A short, simple task: make it so the camera doesn't travel outside of the bounds of the section. I'm not going to miss that ugly grey color of the void.
Tuesday, November 27, 2012
Monday, November 26, 2012
Okay, here's a short video of tiles and entities being animated. The lights are tiles. The stuff at the bottom of the section are entities. As shown, any animation can be used on entities (entities are objects that can be freely rotated, positioned, and scaled). Even things that don't really make any sense, like player animation, as you can see in the video. I'm starting to get the craving to find some real art.
Saturday, November 24, 2012
Just a few minor updates.
- Made a more useful display (seen in big ugly, but convenient, red text) on the texture editor. Shows the size of the current selection (or proposed selection if you're highlighting an area0.
- Made animation speed configurable. I'm betting this will get more complex in the future (i.e. individual frames that take longer than others), but for now a flat animation speed will suffice. Editor seen below--here you can see I've set the sword speed to '4'. Any positive floating point number is valid.
- Added the rest of the basic sword swinging animations (left, right, up) in addition to the one shown before. Although this isn't particularly interesting work from a development perspective, doing this kind of stuff highlights inefficiencies in the process, so I can fix those for a (hopefully) future artist who will use the tools. Quick video of the animations:
Alright, now I'm set to implement what I said I would last time: animations on tiles and sprites.
Thursday, November 22, 2012
Here's a problem that surfaced as soon as I tried to animate something remotely interesting--namely, the character swinging a sword. Check out this video which illustrates the problem:
The problem here is that the animation frames for the character standing and moving are something like 16x22 pixels. The frames for the sword swinging are larger--and every frame is a different size since the sword extends in an arc. However, animation and player models are decoupled--no matter what the character's doing, it's defined in in-game units as 32x44 (the fact that it's double the pixel size is arbitrary; the same problem would occur, and be solved by my solution, if the player was 50x50). So, what you're seeing is a larger image being jammed into that 32x44 box, which looks messed up.
The solution was to add metadata to each texture to define a 'model-box', or model-relative coordinates, to 'anchor' that sprite such that the in-game model will fit into that area. Here's a quick video of me lazily setting up a few of these boxes.

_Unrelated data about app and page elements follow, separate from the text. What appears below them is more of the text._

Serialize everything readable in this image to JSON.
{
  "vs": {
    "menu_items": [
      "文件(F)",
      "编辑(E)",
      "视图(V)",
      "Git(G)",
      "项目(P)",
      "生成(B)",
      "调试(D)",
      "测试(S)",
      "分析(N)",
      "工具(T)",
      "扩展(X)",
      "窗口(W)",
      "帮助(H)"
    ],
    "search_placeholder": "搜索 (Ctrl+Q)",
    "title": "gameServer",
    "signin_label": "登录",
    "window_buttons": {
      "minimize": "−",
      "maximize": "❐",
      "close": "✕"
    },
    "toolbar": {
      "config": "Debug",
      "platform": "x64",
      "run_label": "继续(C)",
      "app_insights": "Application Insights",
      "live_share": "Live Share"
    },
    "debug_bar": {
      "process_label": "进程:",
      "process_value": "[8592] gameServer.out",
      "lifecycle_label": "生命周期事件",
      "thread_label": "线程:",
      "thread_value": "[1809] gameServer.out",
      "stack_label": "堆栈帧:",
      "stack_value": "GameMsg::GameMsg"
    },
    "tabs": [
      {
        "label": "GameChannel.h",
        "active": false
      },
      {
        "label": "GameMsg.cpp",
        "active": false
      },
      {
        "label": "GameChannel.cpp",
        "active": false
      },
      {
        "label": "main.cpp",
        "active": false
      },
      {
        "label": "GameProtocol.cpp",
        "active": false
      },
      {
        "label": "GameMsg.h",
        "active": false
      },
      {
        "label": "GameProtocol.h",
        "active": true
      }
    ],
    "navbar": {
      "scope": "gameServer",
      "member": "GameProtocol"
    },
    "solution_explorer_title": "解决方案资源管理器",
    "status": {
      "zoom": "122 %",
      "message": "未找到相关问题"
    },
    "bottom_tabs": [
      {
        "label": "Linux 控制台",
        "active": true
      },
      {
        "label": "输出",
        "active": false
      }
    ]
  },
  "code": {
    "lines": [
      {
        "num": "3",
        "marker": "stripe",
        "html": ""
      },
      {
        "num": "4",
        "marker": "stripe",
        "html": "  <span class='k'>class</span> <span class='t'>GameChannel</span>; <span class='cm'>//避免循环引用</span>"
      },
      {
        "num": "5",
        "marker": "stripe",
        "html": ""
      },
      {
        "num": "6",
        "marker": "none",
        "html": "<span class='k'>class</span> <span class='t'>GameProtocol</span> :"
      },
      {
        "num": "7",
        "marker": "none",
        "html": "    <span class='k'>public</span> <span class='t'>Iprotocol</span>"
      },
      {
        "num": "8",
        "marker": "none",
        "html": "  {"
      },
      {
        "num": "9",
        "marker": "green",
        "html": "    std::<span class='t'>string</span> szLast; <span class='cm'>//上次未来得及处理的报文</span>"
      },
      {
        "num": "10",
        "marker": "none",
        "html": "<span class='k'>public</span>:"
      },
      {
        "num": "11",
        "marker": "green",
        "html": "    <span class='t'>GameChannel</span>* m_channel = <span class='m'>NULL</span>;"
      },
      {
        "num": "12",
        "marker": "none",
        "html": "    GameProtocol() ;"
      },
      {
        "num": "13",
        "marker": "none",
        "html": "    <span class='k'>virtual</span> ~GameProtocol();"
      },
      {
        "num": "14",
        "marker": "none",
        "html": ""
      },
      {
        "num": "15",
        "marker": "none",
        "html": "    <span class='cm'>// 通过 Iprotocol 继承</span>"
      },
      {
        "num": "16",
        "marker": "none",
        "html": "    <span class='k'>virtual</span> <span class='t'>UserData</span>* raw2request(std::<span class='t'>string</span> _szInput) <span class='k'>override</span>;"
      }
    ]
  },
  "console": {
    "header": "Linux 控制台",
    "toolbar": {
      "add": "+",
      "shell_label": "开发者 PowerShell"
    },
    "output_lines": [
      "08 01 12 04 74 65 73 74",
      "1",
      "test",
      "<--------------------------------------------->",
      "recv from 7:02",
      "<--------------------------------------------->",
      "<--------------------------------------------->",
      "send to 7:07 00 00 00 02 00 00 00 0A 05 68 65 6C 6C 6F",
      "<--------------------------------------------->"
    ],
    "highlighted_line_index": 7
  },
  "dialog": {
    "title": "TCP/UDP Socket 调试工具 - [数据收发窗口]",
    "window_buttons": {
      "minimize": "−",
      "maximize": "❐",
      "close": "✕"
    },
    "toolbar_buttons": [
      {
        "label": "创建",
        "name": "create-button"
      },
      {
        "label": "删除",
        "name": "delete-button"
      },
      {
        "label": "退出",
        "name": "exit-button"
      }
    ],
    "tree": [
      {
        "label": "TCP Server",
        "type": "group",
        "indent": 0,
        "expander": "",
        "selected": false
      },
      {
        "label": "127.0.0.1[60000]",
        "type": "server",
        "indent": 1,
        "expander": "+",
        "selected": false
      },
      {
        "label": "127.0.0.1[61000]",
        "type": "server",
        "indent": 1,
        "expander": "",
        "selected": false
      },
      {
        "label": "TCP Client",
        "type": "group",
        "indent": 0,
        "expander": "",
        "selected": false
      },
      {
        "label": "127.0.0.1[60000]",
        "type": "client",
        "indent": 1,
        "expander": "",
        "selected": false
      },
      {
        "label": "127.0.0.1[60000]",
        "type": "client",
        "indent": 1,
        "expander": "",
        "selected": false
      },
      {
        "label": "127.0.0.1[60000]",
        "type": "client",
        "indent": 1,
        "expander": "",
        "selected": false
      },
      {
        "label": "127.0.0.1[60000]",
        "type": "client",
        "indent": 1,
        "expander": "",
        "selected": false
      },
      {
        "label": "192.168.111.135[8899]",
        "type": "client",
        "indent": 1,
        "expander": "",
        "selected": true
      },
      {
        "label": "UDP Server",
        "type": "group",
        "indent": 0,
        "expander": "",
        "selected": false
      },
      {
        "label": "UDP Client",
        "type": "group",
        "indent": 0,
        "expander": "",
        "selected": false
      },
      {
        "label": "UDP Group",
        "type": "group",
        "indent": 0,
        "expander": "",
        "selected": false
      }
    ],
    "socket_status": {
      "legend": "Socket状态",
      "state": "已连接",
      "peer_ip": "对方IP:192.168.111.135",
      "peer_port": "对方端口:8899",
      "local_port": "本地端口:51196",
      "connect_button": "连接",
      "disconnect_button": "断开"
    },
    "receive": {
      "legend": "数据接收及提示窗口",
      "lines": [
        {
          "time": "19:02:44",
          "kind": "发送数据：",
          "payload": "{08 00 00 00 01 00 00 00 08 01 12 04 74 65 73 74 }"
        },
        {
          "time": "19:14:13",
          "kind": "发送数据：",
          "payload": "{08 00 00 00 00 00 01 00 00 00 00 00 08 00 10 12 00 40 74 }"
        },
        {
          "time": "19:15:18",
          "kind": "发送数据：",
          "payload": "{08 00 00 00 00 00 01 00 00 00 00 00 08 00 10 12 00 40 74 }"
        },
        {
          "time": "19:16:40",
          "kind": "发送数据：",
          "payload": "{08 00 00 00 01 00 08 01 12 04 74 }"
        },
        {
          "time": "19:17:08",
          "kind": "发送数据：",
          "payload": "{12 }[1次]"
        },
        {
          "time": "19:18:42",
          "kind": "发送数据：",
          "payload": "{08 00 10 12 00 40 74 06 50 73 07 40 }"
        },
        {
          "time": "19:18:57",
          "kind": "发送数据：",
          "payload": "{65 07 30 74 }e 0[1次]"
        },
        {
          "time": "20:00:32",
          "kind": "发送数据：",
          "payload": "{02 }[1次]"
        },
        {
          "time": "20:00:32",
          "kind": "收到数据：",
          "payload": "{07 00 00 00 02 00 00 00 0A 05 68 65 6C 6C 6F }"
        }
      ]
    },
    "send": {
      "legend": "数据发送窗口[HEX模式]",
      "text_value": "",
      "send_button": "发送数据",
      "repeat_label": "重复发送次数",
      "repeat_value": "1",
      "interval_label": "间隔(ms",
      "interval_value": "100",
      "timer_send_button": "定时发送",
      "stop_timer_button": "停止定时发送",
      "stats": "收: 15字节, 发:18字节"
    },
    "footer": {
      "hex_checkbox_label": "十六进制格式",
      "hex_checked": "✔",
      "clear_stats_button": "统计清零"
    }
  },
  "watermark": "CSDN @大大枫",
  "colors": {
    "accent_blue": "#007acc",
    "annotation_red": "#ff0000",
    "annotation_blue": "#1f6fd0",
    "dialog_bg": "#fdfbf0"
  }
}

Some of them are probably off by a pixel, but whatever.
The blue boxes, therefore, represent the entire graphical image that will be displayed. The yellow box corresponds to the model. And here's what we get when we run the game again with the updated data:
Also added and not shown (because it's just code): basic logic to handle switching between player states from an input processing perspective. That is, different states allow the user to process different combinations of commands--you can move, change direction, and start swinging your sword while you're walking around, but not while your sword is swinging. But you can pause the game (once I implement that) during just about any state. Right now there's only two (basic) states (swinging and not swinging), so it's implemented with an if/else block, but I can see each player processing state being its own class in the future.
Next up: Configuring tiles and sprites to reference animation data rather than just texture data.
Tuesday, November 20, 2012
I had a really basic 'Texture Editor' program which allowed me to manage the textures used by the game. However, the need for something a little more sophisticated emerged after a few requirements. First of all, selecting source texture coodinates by typing in pixels is extremely tedious. Here's a shot of the new utility:
On the left is a tree of 'assets'--so far just Textures and Animations. Selecting a node in the tree brings up the editor for that node. In the above screenshot, I've selected a texture. From the editor, I can then draw a box around the part of the image I want to use to set the texture coordinates. I don't know if the final game will make use of sprite sheets (texture atlases, whatever) or not, but it certainly makes development with temporary graphics a little bit faster. I can also change the source image and title from the editor.
Worth noting is the folder structure on the left. This is purely a development construct--folder data most likely won't be used in-game. But it will definitely be used in the editor build the dynamic fly-out menus to help find certain textures more quickly, and it's useful in the asset management tool too as a way to keep things organized.
Here's a shot of the animation editor:
The image preview actually animates so you can see what you're building, not that you can tell from a screenshot. The list box of frames is populated simply by dragging nodes from the tree into the box. Unlike textures (which are referenced by id), the names of animations are important, as that's how they're set by code.
In addition to the editors above, this asset utility allows the creation and deletion of folders, textures, and animations. You can also rename folders and drag items between folders. Changes are saved explicitly by clicking the save button.
And, for something a bit more interesting, here's a short video of the character running around using 4 simply animations.
Oh, I also hooked up a gamepad (some old Logitech rumblepad) and wrote the code to parse input. Even controlling a character that can't do anything but move around yet is more fun when you're holding a proper controller.